> _Exercise details_: Once every line holding "Client" in the listing below has been found, give their number and nothing more.

> _Supplied data_:
^^^^^^^^

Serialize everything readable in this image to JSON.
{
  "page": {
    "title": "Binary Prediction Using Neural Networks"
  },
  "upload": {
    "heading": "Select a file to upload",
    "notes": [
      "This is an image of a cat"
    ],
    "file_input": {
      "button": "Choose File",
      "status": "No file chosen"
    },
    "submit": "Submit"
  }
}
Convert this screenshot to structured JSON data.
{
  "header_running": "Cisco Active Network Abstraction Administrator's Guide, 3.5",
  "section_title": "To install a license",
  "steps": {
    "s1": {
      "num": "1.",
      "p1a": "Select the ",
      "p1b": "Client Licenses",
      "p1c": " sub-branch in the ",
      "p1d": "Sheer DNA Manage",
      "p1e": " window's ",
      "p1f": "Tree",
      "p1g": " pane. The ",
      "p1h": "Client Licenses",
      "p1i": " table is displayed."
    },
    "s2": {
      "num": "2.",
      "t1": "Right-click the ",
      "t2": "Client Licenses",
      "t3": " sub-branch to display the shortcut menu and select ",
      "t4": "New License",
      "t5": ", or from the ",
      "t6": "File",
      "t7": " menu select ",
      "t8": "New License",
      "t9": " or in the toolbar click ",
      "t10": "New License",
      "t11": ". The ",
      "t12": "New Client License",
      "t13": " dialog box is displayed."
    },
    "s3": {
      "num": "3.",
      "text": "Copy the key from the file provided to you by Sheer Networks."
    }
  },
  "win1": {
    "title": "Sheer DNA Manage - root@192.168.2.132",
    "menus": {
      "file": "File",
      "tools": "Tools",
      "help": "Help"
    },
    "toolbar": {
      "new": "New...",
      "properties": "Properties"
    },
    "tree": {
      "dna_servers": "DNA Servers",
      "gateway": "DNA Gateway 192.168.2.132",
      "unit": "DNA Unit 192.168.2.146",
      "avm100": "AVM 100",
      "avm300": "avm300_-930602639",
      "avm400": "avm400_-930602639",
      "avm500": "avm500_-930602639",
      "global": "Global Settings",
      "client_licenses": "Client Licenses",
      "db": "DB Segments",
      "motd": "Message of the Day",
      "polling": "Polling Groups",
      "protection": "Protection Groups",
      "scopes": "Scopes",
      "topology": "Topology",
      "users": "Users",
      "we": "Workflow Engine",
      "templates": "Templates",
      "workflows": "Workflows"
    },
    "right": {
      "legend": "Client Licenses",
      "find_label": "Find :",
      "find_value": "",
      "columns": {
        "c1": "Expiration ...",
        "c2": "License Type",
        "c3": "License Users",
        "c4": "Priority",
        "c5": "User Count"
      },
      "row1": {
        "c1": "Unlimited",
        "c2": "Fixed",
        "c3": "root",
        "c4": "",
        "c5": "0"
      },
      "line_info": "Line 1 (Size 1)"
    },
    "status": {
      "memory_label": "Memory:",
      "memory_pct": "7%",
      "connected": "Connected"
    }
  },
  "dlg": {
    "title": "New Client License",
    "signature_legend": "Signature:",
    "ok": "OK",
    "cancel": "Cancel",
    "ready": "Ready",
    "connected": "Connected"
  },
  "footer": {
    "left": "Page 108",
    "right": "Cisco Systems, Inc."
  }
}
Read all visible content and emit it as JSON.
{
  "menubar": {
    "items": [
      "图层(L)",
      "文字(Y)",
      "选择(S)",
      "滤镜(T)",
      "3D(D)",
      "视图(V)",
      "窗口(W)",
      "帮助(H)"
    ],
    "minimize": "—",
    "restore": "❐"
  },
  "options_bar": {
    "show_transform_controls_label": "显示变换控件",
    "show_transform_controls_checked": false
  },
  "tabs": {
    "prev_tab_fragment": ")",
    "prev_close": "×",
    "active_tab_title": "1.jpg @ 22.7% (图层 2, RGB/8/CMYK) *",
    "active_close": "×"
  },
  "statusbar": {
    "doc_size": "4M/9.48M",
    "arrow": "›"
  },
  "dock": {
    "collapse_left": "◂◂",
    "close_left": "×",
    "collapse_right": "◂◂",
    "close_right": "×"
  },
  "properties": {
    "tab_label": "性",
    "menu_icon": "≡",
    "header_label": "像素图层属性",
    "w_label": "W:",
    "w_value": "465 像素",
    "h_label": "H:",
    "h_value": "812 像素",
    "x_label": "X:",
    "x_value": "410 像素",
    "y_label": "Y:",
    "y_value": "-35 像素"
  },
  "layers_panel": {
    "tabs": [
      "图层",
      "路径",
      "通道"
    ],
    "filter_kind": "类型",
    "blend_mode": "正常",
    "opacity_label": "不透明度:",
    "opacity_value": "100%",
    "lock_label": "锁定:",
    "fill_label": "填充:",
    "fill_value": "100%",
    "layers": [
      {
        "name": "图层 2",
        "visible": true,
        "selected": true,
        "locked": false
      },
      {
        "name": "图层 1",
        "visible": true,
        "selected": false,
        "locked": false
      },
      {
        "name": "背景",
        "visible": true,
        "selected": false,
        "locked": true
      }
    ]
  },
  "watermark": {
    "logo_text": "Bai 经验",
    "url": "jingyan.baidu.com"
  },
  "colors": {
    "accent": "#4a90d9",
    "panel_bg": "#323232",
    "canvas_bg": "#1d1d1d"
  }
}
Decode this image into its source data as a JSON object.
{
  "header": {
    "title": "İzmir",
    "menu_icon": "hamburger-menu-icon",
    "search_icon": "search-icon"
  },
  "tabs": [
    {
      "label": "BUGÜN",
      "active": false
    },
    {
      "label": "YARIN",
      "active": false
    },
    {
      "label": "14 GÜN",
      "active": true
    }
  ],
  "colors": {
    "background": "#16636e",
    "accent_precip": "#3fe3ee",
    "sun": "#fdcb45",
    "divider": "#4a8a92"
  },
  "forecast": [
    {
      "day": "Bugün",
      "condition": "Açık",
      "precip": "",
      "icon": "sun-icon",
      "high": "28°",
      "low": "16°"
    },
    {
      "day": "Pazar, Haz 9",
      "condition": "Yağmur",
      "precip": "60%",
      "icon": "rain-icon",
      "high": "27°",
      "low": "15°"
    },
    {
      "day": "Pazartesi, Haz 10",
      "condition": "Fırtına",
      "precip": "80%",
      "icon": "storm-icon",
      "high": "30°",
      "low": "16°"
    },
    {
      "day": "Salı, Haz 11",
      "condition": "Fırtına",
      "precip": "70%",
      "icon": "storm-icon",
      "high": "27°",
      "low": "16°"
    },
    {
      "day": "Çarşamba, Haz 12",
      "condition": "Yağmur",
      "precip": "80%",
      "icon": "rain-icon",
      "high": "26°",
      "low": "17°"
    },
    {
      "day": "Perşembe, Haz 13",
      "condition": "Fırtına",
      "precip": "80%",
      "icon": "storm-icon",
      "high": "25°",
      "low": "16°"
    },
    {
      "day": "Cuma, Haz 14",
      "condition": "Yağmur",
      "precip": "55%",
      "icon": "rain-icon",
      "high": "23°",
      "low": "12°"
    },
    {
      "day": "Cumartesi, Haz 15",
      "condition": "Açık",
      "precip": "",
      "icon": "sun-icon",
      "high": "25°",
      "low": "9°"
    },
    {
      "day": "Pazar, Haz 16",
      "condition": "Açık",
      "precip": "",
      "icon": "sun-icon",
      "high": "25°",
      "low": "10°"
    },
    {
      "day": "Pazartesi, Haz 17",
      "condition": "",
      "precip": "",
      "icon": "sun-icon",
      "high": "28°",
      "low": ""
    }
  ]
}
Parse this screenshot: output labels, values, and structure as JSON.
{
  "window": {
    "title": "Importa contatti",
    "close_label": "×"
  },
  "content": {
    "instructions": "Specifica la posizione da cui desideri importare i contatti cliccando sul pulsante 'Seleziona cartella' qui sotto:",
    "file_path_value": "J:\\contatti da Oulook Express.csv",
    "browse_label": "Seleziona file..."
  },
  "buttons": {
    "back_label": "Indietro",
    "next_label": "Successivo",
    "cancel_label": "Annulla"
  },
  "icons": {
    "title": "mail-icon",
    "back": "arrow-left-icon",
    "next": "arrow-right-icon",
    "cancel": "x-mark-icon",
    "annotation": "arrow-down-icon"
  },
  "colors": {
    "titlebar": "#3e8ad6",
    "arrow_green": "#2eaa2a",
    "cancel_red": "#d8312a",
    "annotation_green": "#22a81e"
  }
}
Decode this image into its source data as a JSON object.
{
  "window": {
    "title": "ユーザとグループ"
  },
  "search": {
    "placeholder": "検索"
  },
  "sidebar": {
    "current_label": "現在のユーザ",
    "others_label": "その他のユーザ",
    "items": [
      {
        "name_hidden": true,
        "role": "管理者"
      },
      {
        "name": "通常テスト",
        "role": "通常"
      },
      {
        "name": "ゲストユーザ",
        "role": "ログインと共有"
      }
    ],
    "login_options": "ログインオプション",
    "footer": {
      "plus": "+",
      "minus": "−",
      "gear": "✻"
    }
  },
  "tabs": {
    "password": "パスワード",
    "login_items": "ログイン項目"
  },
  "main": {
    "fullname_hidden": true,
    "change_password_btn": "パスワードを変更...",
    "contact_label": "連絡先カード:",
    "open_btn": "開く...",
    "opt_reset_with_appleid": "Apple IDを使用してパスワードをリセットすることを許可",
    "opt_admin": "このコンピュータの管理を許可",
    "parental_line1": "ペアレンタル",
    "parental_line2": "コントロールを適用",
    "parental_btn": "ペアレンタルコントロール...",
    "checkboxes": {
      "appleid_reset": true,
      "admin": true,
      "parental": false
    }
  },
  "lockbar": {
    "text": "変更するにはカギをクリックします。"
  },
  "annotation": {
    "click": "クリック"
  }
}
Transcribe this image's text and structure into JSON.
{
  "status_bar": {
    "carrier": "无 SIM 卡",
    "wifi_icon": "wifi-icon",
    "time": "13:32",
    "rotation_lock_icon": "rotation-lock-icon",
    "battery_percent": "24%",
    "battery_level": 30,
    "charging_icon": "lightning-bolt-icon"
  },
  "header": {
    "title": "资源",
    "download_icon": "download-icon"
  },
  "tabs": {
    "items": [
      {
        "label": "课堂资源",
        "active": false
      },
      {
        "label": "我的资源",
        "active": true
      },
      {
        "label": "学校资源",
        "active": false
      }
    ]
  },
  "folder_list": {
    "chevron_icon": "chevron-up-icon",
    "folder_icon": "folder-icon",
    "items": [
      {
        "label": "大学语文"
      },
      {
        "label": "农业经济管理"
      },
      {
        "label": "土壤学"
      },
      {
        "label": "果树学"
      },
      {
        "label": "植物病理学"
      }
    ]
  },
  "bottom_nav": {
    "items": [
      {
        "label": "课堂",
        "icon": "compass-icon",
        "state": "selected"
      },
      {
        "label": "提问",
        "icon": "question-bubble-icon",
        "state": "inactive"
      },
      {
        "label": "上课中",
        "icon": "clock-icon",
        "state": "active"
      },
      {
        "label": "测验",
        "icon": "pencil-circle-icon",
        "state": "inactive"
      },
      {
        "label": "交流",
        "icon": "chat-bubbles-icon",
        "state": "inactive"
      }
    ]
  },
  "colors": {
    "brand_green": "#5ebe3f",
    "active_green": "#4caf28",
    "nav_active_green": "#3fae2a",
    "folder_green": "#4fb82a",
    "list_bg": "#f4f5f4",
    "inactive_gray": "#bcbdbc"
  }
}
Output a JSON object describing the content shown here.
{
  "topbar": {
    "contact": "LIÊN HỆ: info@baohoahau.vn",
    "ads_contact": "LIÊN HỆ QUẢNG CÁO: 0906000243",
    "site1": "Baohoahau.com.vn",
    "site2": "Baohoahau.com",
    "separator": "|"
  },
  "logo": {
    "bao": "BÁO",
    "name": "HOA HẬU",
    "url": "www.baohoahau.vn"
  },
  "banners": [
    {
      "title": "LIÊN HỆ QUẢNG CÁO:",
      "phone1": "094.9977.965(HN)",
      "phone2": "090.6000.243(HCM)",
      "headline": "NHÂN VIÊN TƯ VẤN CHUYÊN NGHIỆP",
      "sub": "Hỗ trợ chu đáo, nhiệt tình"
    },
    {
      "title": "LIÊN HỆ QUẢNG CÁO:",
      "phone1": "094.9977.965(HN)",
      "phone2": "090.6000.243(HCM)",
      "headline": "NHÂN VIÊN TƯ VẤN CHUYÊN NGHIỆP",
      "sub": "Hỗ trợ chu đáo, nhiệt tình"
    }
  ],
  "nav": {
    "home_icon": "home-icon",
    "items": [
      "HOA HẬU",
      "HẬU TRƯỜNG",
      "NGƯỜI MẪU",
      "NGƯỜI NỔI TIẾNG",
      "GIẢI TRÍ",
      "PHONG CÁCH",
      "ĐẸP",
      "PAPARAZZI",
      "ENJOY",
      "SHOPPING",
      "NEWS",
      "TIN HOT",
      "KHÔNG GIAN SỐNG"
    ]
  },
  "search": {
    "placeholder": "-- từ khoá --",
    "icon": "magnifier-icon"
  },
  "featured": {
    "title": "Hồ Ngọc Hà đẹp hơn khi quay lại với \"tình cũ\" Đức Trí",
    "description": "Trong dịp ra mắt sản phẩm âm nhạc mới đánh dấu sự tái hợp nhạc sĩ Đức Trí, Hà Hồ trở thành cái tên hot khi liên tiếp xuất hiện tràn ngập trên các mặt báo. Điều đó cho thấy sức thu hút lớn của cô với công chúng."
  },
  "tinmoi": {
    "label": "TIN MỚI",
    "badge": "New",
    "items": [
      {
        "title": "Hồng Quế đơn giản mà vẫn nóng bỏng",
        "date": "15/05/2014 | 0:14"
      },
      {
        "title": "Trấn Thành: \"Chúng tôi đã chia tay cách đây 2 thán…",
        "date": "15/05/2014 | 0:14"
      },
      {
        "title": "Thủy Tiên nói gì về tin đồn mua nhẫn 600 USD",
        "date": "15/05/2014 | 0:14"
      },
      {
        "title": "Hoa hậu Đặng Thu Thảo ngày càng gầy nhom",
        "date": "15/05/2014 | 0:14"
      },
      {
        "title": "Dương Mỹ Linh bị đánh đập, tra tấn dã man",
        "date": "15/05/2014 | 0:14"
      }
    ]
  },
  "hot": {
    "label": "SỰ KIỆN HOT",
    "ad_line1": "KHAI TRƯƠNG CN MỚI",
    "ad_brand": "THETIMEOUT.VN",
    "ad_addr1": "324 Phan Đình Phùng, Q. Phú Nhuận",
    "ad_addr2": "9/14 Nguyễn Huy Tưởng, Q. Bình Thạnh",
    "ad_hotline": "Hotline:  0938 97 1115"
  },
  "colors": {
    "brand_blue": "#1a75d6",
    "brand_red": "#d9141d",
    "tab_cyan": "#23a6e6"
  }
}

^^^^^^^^

> _Written response_: 7